early 13c., "apt to move," from un- (1) "not" + stable (adj.). Cf. Middle High German unstabel. Meaning "liable to fall" is recorded from c.1300; sense of "fickle" is attested from late 13c. An Old English word for this was feallendlic, which might have become *fally.
Liable to undergo spontaneous decay into some other form. For example, the nucleus of uranium 238 atom is unstable and changes by radioactive decay into the nucleus of thorium 234, a lighter element. Many subatomic particles, such as muons and neutrons, are unstable and decay quickly into other particles. See more at decay.
Relating to a chemical compound that readily decomposes or changes into other compounds or into elements.
Relating to an atom or chemical element that is likely to share electrons; reactive.

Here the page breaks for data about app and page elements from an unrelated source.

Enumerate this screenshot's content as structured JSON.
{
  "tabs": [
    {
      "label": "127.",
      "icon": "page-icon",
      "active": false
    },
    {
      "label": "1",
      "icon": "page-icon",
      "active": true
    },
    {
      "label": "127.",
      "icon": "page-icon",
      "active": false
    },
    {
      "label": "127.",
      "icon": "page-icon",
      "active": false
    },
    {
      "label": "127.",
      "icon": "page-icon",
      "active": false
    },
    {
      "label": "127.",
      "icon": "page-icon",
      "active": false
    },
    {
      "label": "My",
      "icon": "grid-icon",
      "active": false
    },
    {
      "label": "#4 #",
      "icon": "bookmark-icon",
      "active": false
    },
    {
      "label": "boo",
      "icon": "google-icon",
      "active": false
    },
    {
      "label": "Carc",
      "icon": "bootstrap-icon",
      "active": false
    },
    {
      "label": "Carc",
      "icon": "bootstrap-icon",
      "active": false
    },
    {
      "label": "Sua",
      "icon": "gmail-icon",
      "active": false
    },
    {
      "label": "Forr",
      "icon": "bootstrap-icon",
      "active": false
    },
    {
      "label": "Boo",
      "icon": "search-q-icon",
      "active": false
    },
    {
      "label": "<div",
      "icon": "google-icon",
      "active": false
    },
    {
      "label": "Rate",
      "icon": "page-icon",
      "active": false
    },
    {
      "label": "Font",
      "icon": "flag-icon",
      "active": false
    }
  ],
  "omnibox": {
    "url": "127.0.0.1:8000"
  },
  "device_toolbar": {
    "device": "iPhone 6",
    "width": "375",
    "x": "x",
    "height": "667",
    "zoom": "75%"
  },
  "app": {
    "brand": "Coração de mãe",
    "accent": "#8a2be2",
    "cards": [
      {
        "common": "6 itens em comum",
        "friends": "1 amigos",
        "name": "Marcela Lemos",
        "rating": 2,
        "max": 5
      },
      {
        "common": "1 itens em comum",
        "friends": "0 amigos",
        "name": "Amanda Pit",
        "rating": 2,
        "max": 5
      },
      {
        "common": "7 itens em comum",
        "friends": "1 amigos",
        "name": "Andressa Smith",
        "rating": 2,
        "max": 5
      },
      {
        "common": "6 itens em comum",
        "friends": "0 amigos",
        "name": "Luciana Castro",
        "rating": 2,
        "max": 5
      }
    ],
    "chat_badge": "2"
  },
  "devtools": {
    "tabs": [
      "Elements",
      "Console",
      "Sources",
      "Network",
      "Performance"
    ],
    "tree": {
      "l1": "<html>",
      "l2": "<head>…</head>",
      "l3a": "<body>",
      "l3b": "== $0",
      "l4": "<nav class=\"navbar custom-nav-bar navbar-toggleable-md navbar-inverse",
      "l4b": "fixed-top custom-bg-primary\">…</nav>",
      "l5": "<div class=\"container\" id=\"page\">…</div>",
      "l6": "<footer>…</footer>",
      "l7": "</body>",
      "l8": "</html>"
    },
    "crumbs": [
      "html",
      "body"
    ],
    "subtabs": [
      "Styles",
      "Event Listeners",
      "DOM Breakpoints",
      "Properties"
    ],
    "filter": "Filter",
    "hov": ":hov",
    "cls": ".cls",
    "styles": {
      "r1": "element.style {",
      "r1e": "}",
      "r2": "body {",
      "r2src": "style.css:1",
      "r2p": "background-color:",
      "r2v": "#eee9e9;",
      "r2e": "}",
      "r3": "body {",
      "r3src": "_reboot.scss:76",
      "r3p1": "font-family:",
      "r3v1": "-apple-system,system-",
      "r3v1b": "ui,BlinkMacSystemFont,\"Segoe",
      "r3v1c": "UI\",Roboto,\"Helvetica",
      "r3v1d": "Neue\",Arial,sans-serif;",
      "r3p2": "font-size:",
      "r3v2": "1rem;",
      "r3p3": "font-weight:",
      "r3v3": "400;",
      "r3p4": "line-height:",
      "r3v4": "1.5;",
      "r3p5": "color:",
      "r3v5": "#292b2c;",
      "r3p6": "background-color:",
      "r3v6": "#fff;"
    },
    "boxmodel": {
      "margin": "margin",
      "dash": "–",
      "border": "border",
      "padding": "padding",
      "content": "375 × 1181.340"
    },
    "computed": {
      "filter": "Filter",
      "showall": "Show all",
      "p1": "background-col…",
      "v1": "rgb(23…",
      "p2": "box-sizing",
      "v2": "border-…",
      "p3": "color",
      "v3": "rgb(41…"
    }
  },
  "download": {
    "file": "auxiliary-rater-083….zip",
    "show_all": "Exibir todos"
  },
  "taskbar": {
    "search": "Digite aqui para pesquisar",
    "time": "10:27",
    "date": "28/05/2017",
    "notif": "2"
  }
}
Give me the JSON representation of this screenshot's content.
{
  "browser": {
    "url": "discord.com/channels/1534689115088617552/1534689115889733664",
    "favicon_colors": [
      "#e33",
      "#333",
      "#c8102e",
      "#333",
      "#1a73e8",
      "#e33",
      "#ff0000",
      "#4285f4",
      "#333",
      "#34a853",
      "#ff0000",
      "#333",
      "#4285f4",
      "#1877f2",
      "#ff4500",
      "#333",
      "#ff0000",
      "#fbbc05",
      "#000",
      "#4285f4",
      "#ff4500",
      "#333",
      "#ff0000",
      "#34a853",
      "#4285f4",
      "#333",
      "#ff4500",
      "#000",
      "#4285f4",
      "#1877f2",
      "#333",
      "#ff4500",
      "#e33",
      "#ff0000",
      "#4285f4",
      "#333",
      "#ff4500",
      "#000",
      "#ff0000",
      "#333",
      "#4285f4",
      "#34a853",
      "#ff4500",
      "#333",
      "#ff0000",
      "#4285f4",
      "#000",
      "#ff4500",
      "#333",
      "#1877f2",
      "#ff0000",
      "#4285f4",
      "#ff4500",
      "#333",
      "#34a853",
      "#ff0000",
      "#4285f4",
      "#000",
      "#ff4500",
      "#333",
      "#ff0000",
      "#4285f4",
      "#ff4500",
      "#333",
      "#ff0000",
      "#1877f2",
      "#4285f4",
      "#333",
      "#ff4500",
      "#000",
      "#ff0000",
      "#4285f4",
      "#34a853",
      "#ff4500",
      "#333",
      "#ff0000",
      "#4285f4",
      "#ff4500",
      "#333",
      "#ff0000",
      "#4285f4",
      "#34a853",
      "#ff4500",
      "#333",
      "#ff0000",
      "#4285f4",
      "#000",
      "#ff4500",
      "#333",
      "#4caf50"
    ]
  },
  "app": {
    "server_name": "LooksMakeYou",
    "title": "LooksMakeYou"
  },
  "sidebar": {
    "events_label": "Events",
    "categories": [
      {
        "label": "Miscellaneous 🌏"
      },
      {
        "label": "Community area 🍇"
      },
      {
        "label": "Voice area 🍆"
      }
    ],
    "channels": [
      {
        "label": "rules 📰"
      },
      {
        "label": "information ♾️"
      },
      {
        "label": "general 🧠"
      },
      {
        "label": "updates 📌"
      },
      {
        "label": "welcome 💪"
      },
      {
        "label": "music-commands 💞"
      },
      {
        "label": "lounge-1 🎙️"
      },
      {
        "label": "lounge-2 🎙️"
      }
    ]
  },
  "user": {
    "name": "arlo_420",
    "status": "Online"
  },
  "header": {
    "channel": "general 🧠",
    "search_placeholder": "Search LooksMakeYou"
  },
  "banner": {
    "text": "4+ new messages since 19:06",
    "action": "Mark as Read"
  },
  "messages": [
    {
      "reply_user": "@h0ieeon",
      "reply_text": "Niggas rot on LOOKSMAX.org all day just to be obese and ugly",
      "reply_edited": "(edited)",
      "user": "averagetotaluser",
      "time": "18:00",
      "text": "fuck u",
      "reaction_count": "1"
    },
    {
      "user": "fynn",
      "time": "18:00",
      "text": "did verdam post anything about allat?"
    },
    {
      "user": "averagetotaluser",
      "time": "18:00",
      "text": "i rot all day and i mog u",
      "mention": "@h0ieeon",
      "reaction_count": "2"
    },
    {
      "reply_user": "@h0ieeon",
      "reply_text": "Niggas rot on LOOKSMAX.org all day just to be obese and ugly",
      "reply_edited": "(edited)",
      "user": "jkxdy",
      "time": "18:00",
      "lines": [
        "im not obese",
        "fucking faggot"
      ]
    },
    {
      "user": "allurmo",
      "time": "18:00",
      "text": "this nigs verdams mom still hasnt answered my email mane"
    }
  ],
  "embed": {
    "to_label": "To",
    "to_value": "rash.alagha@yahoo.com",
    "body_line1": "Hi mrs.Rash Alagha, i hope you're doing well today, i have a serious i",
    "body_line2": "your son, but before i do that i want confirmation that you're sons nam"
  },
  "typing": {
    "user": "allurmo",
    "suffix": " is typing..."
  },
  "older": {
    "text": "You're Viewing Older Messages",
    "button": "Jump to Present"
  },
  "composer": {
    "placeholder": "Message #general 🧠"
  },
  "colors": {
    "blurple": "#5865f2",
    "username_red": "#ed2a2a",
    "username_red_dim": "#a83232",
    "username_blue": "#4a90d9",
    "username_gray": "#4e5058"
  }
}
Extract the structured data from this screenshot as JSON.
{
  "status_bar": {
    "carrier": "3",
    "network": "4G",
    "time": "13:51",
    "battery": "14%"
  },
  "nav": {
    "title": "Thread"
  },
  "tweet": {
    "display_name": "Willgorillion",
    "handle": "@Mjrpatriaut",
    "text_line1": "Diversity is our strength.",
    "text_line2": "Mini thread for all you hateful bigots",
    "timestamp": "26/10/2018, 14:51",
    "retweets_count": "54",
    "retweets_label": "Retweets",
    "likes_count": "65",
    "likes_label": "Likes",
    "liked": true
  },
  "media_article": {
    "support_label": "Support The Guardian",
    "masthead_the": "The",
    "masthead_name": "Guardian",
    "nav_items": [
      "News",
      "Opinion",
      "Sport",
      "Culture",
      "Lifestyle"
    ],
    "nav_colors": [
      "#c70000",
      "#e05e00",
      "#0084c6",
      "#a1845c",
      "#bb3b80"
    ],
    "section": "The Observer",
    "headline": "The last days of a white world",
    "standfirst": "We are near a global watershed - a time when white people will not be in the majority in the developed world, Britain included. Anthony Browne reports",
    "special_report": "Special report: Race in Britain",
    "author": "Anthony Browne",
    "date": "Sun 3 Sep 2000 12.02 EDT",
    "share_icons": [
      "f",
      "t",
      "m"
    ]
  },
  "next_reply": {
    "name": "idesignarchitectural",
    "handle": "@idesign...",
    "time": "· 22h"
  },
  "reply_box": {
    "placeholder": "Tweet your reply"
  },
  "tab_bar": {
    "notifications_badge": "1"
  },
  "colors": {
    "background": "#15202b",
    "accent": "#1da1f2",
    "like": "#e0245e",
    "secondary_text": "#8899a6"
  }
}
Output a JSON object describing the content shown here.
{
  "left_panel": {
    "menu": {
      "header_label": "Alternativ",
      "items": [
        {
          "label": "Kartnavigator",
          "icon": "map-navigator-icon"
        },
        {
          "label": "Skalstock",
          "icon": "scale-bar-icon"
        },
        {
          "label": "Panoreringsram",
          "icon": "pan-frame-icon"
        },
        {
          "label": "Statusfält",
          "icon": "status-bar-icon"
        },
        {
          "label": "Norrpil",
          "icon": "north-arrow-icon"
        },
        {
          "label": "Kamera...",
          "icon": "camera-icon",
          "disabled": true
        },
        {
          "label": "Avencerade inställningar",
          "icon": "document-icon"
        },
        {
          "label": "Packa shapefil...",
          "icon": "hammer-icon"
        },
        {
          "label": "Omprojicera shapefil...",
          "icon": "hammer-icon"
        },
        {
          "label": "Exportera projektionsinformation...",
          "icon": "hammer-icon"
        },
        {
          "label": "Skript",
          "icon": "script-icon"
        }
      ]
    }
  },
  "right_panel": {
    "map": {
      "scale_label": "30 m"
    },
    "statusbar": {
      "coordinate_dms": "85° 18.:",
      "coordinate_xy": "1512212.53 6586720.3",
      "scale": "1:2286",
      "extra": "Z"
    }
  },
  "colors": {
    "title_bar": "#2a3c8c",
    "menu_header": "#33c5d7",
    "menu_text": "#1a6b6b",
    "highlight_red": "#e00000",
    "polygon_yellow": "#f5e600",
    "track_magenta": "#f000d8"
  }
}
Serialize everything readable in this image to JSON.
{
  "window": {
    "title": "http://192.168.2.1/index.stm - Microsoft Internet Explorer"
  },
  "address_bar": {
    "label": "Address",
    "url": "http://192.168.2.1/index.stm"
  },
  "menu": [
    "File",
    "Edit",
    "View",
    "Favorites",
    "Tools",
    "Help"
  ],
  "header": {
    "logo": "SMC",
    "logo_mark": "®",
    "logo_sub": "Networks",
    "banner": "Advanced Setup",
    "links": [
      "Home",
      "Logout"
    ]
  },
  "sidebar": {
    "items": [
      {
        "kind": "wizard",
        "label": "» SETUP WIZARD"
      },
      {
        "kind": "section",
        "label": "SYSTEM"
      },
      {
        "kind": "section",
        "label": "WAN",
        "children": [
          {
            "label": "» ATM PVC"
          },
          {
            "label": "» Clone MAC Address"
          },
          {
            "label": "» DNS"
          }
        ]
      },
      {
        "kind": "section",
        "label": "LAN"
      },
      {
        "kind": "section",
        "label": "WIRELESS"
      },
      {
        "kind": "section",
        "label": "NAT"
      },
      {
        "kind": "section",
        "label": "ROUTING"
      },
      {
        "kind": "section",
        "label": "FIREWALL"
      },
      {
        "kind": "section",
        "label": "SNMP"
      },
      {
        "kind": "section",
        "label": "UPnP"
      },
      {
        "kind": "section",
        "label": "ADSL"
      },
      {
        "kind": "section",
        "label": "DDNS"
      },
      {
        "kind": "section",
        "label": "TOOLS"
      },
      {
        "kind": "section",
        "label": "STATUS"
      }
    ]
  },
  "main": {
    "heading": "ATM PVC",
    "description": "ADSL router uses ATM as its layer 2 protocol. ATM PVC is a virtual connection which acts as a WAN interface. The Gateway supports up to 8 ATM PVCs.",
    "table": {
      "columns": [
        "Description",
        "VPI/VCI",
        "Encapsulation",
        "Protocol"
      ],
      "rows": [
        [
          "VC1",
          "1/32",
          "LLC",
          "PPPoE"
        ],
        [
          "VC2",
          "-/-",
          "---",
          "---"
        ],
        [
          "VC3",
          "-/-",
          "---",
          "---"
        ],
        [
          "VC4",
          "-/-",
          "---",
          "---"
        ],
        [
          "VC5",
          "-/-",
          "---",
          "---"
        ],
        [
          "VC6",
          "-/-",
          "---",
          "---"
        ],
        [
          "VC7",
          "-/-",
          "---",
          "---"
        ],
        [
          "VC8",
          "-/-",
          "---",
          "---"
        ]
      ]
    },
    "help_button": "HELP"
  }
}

Characterized by uncertain or inadequate response to treatment and the potential for unfavorable outcome, as the status of a medical condition or disease.